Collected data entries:
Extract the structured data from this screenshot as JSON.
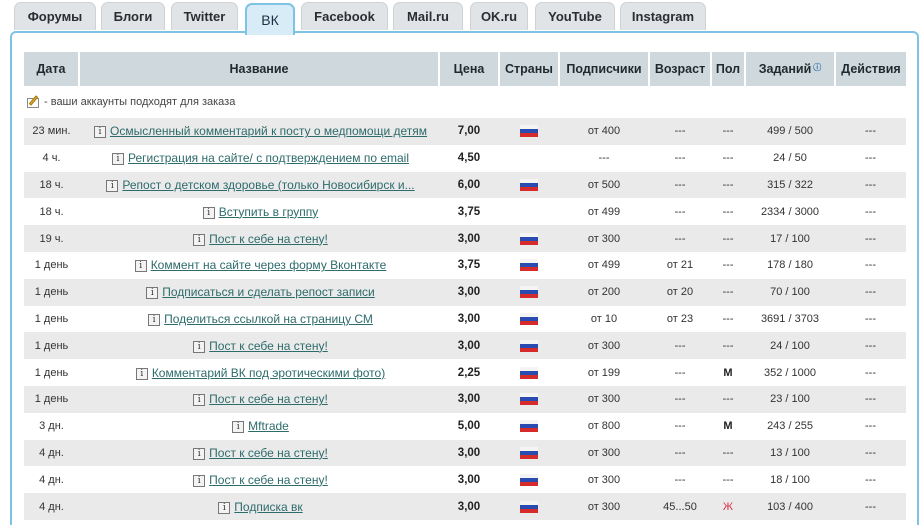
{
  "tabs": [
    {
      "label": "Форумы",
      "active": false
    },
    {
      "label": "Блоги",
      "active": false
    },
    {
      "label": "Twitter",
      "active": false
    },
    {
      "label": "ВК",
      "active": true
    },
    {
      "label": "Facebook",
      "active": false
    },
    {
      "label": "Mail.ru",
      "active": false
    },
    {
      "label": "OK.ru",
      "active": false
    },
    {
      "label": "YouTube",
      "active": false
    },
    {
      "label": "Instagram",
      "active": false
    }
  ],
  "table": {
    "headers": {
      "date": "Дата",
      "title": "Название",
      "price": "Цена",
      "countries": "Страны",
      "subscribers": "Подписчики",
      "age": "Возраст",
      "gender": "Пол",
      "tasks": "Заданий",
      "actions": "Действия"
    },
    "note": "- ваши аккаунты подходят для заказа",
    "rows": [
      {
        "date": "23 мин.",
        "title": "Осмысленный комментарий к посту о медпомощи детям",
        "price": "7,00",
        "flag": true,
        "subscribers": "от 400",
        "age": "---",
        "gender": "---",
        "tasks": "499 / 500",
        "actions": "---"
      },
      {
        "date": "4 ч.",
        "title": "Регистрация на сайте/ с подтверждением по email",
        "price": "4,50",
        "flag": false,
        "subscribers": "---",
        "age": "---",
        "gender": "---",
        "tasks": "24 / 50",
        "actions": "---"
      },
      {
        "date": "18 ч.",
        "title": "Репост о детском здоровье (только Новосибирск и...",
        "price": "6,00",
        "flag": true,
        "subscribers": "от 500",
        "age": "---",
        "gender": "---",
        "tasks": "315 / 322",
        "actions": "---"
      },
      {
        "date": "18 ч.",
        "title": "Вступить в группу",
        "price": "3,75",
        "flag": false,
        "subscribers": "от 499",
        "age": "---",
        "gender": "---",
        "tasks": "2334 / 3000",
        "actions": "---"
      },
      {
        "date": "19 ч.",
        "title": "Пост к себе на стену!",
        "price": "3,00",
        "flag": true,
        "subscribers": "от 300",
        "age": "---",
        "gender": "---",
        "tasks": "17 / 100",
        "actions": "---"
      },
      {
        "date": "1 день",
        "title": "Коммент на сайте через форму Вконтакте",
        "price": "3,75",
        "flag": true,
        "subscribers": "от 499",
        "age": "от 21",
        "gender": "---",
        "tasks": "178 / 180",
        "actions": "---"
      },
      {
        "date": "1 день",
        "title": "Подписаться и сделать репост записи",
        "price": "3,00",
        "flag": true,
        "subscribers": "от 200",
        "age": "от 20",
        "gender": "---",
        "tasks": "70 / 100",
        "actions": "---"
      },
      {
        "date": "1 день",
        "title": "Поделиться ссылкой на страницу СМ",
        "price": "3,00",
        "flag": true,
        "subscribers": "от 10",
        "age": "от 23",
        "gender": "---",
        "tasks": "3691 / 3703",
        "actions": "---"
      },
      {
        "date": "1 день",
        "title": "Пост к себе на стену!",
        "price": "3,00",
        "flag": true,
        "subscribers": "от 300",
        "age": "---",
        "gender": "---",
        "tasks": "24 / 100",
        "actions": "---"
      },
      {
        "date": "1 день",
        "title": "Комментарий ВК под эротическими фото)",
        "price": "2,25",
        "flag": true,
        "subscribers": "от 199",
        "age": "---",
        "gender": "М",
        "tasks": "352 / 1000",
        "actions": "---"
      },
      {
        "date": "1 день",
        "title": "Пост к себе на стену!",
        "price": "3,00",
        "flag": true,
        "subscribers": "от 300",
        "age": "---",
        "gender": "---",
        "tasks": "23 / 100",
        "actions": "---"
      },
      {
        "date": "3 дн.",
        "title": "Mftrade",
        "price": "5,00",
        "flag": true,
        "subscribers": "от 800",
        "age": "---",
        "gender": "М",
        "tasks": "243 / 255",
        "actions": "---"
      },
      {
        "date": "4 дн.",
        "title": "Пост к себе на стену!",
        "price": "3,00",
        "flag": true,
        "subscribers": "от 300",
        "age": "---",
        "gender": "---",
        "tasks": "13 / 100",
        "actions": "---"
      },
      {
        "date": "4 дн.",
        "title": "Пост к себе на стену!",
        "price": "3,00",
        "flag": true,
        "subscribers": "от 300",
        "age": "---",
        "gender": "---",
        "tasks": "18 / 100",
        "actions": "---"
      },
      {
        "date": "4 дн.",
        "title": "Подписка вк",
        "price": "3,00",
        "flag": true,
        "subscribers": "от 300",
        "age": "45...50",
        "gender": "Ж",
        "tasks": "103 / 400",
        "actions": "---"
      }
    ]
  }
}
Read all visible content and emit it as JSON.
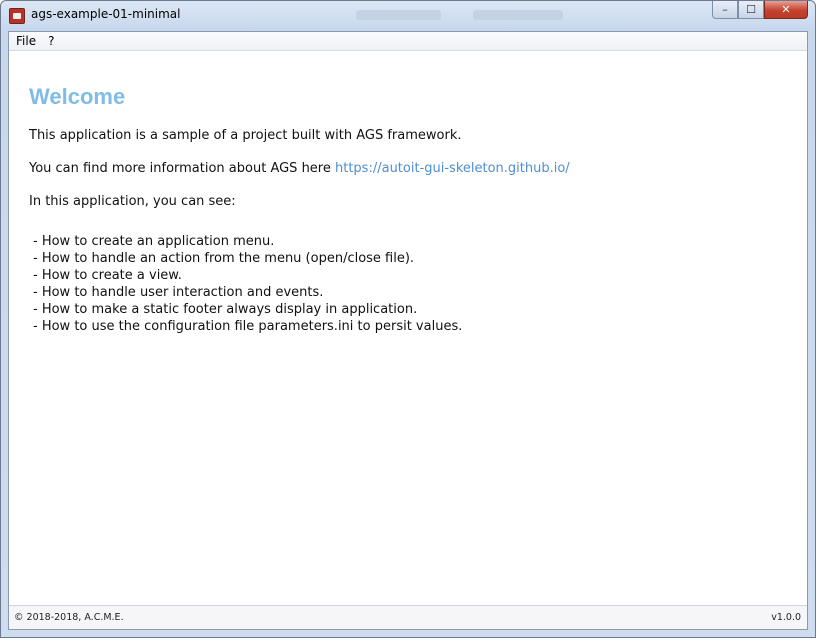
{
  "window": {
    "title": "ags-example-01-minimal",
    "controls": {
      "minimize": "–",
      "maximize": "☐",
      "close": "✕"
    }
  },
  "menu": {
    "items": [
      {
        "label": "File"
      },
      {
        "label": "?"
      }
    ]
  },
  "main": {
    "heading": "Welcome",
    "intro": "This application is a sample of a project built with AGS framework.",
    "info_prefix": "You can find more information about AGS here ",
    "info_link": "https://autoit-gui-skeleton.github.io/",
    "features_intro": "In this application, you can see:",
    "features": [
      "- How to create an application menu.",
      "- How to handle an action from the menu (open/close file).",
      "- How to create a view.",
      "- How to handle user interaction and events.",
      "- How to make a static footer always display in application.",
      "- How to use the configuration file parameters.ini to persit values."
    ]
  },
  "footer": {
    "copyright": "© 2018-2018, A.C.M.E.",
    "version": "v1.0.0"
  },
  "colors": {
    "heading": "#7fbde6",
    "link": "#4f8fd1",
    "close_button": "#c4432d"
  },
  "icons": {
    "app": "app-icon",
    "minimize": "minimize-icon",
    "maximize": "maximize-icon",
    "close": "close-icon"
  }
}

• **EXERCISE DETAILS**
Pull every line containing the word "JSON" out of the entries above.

• **REPLY TO THE EXERCISE**
Extract the structured data from this screenshot as JSON.
Read all visible content and emit it as JSON.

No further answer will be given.